[Entries supplied Boundary: Start]

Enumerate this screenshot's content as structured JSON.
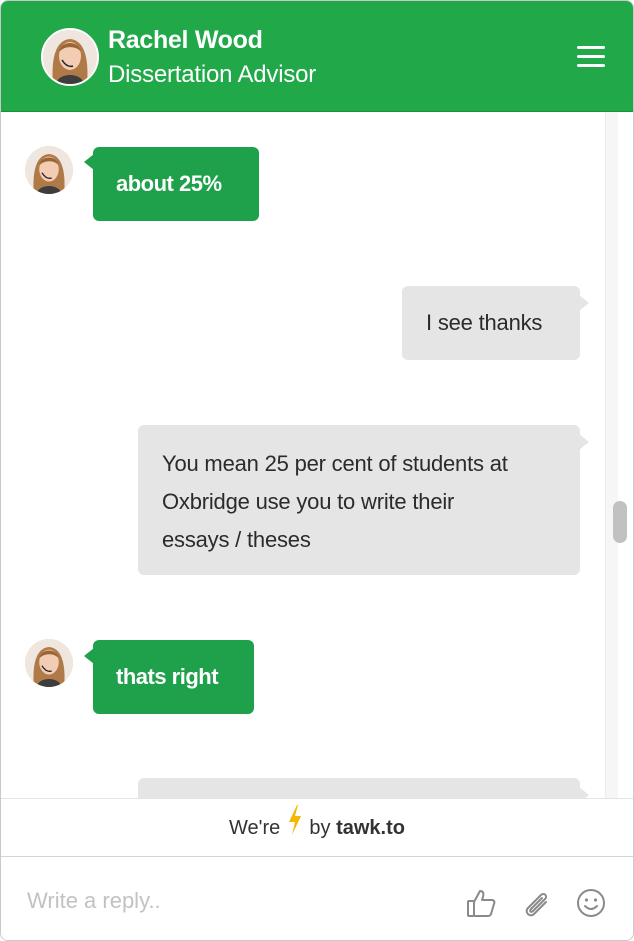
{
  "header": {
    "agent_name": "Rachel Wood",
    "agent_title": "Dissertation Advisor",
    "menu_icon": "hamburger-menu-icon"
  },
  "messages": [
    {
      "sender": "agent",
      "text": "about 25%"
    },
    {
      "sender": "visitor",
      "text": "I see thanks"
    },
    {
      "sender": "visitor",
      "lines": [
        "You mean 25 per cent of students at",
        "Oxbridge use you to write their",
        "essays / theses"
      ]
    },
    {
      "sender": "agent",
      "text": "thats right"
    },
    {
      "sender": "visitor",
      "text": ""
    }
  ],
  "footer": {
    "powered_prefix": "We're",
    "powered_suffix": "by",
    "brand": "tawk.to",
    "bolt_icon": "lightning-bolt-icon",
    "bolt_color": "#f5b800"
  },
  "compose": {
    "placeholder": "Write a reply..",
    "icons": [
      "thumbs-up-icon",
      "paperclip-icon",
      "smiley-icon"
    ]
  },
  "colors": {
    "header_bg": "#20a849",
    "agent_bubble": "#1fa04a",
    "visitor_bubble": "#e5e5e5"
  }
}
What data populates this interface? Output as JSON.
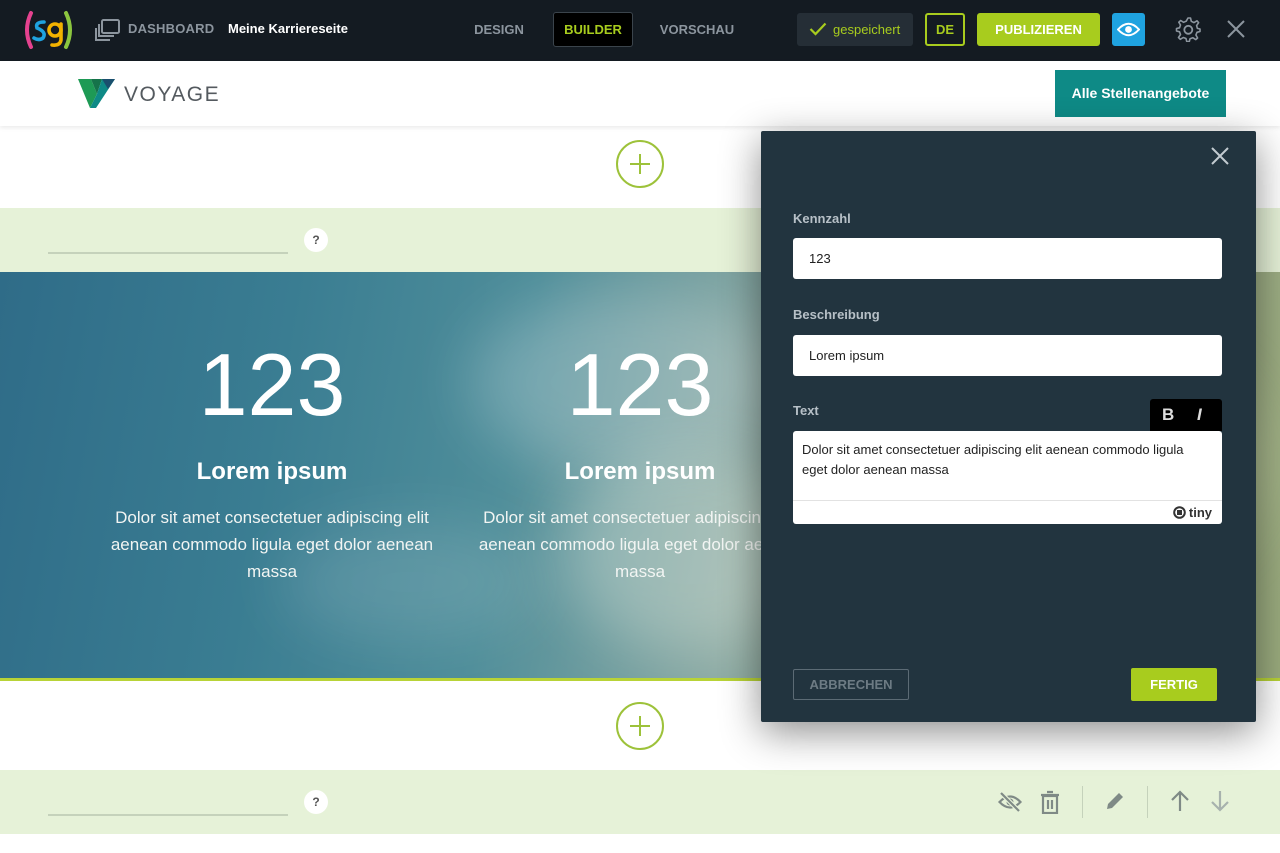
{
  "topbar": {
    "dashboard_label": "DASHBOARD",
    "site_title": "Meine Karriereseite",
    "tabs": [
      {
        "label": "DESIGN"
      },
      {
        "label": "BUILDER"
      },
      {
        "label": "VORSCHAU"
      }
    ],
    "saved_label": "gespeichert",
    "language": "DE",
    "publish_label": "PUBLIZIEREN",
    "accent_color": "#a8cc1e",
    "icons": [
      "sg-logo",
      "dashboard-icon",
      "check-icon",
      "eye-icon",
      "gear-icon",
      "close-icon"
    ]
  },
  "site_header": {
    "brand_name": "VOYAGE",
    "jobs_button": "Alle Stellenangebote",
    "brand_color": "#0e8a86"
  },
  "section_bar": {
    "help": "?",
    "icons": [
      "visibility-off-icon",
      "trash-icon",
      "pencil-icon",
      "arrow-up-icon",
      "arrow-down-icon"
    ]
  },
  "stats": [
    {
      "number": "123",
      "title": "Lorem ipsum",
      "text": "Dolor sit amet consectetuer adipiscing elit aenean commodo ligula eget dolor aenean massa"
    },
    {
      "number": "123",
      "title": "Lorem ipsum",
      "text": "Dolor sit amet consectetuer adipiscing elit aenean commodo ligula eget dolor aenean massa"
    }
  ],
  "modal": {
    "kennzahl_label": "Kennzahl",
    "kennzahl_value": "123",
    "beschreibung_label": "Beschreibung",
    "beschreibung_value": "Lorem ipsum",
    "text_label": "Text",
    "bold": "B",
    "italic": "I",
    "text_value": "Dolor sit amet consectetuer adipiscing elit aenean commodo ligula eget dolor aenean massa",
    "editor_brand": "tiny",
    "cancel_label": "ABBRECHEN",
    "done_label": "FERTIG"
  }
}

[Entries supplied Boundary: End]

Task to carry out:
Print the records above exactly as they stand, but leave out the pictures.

Task result:
Enumerate this screenshot's content as structured JSON.
{
  "header": {
    "agent_name": "Rachel Wood",
    "agent_title": "Dissertation Advisor",
    "menu_icon": "hamburger-menu-icon"
  },
  "messages": [
    {
      "sender": "agent",
      "text": "about 25%"
    },
    {
      "sender": "visitor",
      "text": "I see thanks"
    },
    {
      "sender": "visitor",
      "lines": [
        "You mean 25 per cent of students at",
        "Oxbridge use you to write their",
        "essays / theses"
      ]
    },
    {
      "sender": "agent",
      "text": "thats right"
    },
    {
      "sender": "visitor",
      "text": ""
    }
  ],
  "footer": {
    "powered_prefix": "We're",
    "powered_suffix": "by",
    "brand": "tawk.to",
    "bolt_icon": "lightning-bolt-icon",
    "bolt_color": "#f5b800"
  },
  "compose": {
    "placeholder": "Write a reply..",
    "icons": [
      "thumbs-up-icon",
      "paperclip-icon",
      "smiley-icon"
    ]
  },
  "colors": {
    "header_bg": "#20a849",
    "agent_bubble": "#1fa04a",
    "visitor_bubble": "#e5e5e5"
  }
}
What data populates this interface? Output as JSON.
{
  "topbar": {
    "dashboard_label": "DASHBOARD",
    "site_title": "Meine Karriereseite",
    "tabs": [
      {
        "label": "DESIGN"
      },
      {
        "label": "BUILDER"
      },
      {
        "label": "VORSCHAU"
      }
    ],
    "saved_label": "gespeichert",
    "language": "DE",
    "publish_label": "PUBLIZIEREN",
    "accent_color": "#a8cc1e",
    "icons": [
      "sg-logo",
      "dashboard-icon",
      "check-icon",
      "eye-icon",
      "gear-icon",
      "close-icon"
    ]
  },
  "site_header": {
    "brand_name": "VOYAGE",
    "jobs_button": "Alle Stellenangebote",
    "brand_color": "#0e8a86"
  },
  "section_bar": {
    "help": "?",
    "icons": [
      "visibility-off-icon",
      "trash-icon",
      "pencil-icon",
      "arrow-up-icon",
      "arrow-down-icon"
    ]
  },
  "stats": [
    {
      "number": "123",
      "title": "Lorem ipsum",
      "text": "Dolor sit amet consectetuer adipiscing elit aenean commodo ligula eget dolor aenean massa"
    },
    {
      "number": "123",
      "title": "Lorem ipsum",
      "text": "Dolor sit amet consectetuer adipiscing elit aenean commodo ligula eget dolor aenean massa"
    }
  ],
  "modal": {
    "kennzahl_label": "Kennzahl",
    "kennzahl_value": "123",
    "beschreibung_label": "Beschreibung",
    "beschreibung_value": "Lorem ipsum",
    "text_label": "Text",
    "bold": "B",
    "italic": "I",
    "text_value": "Dolor sit amet consectetuer adipiscing elit aenean commodo ligula eget dolor aenean massa",
    "editor_brand": "tiny",
    "cancel_label": "ABBRECHEN",
    "done_label": "FERTIG"
  }
}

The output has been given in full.